Lebanon 2011 Archives
The friendly, rambling flophouse of a hotel where I spend my first night occupies three or four floors of a nondescript apartment building located down a dark sidestreet opening off a utilitarian highway above the port. But if I walk just a little way along the Rue du Port, past a row of half-completed shops, I quickly find myself in a different world.
Continue reading 'Beirut night'
A small collection of photographs from the village of Deir al-Qamar in the Chouf Mountains, Lebanon.
House of War
"Vous prenez un taxi et vous descendez à Dammour." the hotel owner told us,
"Là, il y a des militaires, et vous pouvez leur demander la route pour Saida." M. made a face. The owner hastened to reassure her.
"Non, non, les militaires sont gentils", she insisted.
The soldiers of the Lebanese army may indeed be polite and well-behaved, but they are everywhere. Visiting the country as a tourist, it's hard not to be struck by the sheer extent of the military presence. The soldiers are unthreatening - for the Lebanese, they may even be reassuring - but it sometimes seems as if half the country is wearing camouflage, with a checkpoint at every corner and intersection.

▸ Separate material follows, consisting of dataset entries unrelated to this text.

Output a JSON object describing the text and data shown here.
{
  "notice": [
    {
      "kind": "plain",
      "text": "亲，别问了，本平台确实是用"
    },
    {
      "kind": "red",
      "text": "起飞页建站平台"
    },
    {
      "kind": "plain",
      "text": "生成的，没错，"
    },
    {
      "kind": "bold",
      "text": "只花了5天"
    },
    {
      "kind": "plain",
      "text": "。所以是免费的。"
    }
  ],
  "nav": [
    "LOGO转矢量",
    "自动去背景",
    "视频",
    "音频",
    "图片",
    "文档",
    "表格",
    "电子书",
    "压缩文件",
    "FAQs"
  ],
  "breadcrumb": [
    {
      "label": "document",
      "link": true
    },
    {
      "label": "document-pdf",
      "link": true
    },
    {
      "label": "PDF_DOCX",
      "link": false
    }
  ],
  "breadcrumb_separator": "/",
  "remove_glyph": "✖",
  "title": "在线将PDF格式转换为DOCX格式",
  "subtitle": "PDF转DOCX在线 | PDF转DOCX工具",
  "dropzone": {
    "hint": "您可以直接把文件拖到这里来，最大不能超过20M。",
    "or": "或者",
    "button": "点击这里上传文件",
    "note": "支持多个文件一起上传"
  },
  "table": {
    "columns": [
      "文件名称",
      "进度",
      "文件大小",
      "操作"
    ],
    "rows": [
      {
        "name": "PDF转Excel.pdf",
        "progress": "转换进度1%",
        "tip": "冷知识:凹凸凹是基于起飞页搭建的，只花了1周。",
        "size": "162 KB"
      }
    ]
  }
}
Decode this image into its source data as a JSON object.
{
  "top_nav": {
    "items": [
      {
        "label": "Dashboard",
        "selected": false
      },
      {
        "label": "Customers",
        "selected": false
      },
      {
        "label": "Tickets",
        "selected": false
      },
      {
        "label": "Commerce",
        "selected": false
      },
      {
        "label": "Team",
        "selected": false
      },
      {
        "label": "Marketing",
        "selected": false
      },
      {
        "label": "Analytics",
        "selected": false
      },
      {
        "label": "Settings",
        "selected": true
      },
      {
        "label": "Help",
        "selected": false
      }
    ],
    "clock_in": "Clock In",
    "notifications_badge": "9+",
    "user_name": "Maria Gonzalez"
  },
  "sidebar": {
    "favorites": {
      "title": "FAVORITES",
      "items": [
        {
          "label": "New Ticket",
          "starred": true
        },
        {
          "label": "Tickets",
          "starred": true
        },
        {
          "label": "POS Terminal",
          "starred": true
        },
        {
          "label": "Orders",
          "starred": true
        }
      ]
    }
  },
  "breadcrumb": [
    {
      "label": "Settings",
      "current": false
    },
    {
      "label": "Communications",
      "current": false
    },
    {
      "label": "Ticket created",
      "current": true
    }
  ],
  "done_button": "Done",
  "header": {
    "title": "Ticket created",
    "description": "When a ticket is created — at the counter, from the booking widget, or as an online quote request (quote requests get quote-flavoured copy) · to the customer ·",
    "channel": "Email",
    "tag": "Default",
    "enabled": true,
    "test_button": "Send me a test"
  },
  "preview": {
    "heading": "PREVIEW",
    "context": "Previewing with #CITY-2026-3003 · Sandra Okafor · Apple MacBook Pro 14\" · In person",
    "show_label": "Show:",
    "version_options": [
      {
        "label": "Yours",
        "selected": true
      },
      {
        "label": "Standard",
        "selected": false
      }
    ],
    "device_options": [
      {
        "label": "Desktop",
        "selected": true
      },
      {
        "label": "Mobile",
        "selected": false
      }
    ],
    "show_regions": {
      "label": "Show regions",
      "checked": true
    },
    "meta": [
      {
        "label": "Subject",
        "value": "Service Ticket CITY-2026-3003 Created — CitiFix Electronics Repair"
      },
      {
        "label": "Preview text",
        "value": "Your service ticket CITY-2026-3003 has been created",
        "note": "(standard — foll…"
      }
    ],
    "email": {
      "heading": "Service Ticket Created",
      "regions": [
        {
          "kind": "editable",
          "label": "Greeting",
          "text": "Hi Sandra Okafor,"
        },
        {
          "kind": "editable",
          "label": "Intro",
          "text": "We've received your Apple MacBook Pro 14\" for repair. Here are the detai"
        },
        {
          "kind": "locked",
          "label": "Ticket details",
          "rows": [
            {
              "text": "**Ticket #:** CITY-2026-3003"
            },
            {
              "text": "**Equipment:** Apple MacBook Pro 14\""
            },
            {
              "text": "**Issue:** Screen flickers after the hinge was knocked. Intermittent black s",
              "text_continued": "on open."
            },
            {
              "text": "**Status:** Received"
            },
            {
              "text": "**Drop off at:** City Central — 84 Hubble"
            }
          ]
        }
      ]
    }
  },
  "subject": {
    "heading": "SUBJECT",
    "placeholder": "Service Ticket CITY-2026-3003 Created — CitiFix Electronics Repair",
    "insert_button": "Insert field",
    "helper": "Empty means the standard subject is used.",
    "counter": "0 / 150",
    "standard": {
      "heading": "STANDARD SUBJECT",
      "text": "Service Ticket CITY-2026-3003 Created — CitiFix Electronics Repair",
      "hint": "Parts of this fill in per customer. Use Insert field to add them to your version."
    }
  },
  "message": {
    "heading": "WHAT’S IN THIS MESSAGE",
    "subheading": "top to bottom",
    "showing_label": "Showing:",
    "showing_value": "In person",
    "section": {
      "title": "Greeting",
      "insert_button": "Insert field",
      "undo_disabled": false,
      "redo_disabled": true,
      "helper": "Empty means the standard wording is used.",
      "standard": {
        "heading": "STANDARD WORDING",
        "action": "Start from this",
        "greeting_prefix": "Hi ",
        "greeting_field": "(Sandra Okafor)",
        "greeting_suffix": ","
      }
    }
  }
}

I have never visited another country where soldiers were present in quite such quantity.
Continue reading 'House of War'